    That may depend upon brand and architecture. But really, Parallel-Each dispatch of floating point operations would be the wrong way, multi-core or single-core SMP.

    • Sun - UltraSparc T1 aka Niagra, T2000 - True.
      * [], ** [].
      Prior USiii dual-core models had 1 FPU per Core, but it wasn't safe to max them. *** [].
    • IBM/Apple - PowerPC E.g., QuadCore PowerMac G5 - False.
      2xFPU/core = 8 FPUs in the 2 socket, 4 core G5 * [], ** []
    • IBM - Powe
    # I had a sig when sigs were cool
    use Sig;
  • Isn't there a Perl 6 way to do this?

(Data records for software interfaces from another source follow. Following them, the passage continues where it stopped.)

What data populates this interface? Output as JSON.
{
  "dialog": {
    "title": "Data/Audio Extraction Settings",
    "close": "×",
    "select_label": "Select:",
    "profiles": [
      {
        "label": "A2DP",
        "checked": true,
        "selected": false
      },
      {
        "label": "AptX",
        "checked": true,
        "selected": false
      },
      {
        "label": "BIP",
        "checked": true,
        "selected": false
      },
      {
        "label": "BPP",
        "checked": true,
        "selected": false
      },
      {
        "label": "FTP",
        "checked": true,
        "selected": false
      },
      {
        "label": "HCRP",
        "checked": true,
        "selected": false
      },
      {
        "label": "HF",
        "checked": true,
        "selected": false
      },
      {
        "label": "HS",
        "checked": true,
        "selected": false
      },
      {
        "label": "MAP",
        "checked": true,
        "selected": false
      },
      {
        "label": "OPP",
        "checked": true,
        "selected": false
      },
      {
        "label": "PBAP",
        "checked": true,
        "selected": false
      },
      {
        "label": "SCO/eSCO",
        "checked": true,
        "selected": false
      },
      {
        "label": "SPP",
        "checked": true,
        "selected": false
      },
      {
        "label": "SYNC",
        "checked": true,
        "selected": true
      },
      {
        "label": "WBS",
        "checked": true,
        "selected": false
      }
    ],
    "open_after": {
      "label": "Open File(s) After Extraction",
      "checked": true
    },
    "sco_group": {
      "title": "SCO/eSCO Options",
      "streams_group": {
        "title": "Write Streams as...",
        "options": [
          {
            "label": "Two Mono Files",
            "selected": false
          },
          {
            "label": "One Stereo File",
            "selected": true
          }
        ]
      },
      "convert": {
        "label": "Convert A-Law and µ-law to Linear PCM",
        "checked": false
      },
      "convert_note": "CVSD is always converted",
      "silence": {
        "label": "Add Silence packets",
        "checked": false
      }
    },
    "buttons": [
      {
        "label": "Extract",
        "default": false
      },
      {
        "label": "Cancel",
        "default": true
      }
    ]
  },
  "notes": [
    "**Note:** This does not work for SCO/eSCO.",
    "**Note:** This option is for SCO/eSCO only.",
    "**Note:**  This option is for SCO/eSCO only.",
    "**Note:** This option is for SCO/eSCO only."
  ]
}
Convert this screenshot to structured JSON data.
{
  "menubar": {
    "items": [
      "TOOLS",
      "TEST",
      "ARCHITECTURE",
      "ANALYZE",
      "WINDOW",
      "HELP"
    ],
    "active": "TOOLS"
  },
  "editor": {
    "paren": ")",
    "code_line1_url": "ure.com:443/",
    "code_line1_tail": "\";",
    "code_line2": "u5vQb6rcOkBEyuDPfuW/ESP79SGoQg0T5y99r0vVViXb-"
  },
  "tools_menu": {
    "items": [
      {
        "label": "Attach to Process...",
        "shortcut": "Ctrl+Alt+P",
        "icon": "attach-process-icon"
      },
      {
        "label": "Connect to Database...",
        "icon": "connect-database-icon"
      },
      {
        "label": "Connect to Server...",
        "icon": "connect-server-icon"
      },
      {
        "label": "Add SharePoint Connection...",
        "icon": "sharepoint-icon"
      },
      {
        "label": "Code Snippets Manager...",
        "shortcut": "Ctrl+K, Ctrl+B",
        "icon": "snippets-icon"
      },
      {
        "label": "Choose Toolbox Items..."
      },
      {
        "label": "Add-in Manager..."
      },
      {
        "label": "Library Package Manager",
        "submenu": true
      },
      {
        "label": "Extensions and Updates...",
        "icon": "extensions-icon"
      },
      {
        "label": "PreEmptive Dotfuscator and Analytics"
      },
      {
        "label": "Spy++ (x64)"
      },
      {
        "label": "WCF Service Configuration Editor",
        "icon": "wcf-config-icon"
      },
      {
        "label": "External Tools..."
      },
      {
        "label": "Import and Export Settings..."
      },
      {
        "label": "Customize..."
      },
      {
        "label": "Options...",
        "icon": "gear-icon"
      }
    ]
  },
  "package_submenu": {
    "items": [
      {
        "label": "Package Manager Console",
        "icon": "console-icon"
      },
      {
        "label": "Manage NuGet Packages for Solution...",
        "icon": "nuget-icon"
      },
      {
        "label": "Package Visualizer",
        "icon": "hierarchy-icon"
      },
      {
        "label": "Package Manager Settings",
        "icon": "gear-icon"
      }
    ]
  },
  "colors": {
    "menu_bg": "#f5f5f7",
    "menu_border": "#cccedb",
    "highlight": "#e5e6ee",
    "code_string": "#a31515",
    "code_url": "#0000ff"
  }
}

    # I had a sig when sigs were cool
    use Sig;